---------- Data under study ----------

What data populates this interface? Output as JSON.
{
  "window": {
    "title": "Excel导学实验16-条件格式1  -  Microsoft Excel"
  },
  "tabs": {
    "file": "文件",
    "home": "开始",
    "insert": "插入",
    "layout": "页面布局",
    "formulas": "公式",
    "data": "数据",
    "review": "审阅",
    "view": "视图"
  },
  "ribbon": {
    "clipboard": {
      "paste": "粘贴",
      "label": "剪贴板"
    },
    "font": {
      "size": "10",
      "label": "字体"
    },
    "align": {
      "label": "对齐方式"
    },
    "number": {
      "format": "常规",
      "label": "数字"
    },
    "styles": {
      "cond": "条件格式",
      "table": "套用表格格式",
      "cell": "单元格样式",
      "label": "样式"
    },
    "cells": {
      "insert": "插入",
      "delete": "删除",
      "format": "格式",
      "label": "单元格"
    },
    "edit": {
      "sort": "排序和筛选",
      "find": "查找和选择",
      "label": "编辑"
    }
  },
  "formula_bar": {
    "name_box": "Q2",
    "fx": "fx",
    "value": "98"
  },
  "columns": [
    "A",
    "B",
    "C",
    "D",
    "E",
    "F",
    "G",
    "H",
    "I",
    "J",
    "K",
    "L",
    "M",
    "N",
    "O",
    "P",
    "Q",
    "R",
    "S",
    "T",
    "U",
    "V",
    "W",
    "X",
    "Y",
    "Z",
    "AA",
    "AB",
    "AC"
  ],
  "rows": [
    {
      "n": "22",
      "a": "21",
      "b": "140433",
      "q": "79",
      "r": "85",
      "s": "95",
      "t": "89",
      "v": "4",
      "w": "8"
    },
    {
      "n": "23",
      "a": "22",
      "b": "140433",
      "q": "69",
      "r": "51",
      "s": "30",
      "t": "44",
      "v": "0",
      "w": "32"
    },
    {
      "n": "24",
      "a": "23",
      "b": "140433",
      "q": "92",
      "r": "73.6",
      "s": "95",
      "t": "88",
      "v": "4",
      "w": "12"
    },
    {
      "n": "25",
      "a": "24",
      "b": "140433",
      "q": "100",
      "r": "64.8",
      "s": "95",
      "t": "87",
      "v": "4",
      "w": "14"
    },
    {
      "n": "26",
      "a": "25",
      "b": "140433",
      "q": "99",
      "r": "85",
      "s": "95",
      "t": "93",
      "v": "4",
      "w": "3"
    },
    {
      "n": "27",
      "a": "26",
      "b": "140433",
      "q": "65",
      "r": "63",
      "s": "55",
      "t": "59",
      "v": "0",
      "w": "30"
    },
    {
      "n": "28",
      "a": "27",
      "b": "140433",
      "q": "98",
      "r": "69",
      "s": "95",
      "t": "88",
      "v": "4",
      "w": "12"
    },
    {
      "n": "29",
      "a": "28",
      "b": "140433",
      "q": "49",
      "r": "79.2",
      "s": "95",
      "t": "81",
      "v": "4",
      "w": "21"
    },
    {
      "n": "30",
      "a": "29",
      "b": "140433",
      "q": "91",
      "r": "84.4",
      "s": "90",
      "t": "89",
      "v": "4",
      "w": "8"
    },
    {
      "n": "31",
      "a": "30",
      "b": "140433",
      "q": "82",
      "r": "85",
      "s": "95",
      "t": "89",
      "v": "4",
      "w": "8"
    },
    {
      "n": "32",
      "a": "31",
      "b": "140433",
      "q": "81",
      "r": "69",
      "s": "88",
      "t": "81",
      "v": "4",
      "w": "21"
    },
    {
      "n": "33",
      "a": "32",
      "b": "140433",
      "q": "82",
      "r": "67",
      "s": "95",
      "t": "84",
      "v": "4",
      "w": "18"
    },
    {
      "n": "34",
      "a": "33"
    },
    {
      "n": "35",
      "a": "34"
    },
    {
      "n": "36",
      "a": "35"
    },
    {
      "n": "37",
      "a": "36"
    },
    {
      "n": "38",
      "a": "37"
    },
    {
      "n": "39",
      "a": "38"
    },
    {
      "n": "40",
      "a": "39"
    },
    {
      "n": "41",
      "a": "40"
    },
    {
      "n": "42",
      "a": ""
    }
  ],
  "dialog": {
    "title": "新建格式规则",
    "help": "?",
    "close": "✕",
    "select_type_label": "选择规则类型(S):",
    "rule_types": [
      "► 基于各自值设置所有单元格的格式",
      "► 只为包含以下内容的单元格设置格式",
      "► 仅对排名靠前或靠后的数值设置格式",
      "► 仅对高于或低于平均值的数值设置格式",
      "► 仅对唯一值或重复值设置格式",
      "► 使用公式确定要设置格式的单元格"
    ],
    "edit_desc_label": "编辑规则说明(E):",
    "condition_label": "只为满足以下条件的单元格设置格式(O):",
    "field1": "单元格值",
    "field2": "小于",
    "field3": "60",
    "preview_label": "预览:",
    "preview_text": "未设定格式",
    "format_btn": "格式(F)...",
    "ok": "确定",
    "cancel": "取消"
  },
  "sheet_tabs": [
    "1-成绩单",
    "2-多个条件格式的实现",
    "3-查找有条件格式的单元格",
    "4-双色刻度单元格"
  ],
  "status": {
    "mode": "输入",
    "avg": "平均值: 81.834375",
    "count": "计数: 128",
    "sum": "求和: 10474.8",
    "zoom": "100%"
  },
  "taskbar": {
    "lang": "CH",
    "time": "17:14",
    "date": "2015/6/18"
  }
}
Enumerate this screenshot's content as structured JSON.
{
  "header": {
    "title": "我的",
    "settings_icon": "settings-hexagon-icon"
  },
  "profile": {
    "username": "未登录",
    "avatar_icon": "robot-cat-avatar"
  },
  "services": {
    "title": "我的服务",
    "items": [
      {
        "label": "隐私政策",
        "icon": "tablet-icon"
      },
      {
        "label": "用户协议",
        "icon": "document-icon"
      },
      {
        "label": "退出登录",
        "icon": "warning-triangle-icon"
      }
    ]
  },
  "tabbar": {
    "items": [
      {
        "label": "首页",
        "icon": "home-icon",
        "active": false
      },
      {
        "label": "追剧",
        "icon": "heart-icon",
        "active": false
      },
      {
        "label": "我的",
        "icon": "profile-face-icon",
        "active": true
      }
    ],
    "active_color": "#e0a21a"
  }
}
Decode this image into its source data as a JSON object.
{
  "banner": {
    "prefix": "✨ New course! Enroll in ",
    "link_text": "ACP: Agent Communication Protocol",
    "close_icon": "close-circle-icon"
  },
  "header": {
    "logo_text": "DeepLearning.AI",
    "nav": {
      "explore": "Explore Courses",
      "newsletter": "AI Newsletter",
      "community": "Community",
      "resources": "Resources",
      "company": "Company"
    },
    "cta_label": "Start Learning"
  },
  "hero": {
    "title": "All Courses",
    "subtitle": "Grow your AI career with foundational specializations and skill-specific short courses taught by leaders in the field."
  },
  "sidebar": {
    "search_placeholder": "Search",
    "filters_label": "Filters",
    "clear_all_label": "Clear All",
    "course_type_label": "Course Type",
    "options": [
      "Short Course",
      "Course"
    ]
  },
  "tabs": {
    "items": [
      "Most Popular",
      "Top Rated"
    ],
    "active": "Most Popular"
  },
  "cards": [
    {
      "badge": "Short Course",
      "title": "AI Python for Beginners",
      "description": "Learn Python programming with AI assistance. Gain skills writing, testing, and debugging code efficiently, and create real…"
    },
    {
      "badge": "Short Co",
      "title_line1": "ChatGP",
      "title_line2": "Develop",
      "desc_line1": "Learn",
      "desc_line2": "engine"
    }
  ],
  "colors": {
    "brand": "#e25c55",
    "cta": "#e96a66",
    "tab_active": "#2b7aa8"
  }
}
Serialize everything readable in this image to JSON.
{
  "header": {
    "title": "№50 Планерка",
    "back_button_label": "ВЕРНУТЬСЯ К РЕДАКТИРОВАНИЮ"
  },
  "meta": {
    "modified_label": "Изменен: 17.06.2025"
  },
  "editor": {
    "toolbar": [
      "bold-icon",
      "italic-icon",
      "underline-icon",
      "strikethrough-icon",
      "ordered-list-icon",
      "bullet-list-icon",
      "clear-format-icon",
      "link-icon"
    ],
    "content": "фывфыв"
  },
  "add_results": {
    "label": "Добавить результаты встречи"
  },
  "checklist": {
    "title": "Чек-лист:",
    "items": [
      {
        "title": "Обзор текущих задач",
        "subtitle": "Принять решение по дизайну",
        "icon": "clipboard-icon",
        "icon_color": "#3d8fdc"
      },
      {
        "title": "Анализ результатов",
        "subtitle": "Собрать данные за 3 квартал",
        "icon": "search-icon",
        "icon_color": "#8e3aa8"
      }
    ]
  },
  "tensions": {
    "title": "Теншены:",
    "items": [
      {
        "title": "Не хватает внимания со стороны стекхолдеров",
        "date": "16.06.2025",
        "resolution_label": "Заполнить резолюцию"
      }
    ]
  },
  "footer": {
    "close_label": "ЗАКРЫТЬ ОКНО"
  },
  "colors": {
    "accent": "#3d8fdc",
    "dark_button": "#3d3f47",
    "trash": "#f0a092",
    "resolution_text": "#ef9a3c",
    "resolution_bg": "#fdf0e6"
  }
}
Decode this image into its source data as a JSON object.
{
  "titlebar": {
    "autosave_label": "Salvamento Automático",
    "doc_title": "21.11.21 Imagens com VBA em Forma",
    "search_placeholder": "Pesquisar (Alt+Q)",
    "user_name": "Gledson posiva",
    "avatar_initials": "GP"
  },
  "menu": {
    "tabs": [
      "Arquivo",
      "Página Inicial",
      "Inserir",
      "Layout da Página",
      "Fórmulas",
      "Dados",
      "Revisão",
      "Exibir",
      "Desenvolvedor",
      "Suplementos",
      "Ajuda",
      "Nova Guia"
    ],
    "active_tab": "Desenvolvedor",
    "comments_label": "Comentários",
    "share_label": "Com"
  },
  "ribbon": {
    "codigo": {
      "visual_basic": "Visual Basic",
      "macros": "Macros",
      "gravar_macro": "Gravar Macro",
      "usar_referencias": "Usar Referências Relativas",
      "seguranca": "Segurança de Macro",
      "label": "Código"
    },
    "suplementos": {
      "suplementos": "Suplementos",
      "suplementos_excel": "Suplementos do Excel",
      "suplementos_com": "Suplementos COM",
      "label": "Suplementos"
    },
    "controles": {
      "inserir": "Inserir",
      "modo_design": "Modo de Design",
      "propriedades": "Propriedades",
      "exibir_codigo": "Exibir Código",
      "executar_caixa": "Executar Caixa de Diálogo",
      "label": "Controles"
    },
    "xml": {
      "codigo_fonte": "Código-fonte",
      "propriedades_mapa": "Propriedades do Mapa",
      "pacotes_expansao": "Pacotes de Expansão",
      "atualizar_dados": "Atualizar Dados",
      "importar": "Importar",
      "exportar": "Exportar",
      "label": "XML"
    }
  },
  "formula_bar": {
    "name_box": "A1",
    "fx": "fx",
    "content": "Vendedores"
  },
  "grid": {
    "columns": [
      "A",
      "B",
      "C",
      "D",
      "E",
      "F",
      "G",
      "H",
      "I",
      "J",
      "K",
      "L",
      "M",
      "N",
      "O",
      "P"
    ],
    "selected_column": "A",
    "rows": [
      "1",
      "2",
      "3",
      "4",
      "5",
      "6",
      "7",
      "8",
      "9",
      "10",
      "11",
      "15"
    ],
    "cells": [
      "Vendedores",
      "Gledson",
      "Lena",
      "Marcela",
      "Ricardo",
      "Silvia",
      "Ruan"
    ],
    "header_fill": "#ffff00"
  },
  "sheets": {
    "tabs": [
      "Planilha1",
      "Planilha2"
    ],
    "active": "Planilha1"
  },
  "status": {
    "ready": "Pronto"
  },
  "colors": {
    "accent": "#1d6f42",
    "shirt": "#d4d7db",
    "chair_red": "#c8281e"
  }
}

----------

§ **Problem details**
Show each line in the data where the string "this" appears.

§ **Solution**
What data populates this interface? Output as JSON.
Enumerate this screenshot's content as structured JSON.
Decode this image into its source data as a JSON object.
Serialize everything readable in this image to JSON.
Decode this image into its source data as a JSON object.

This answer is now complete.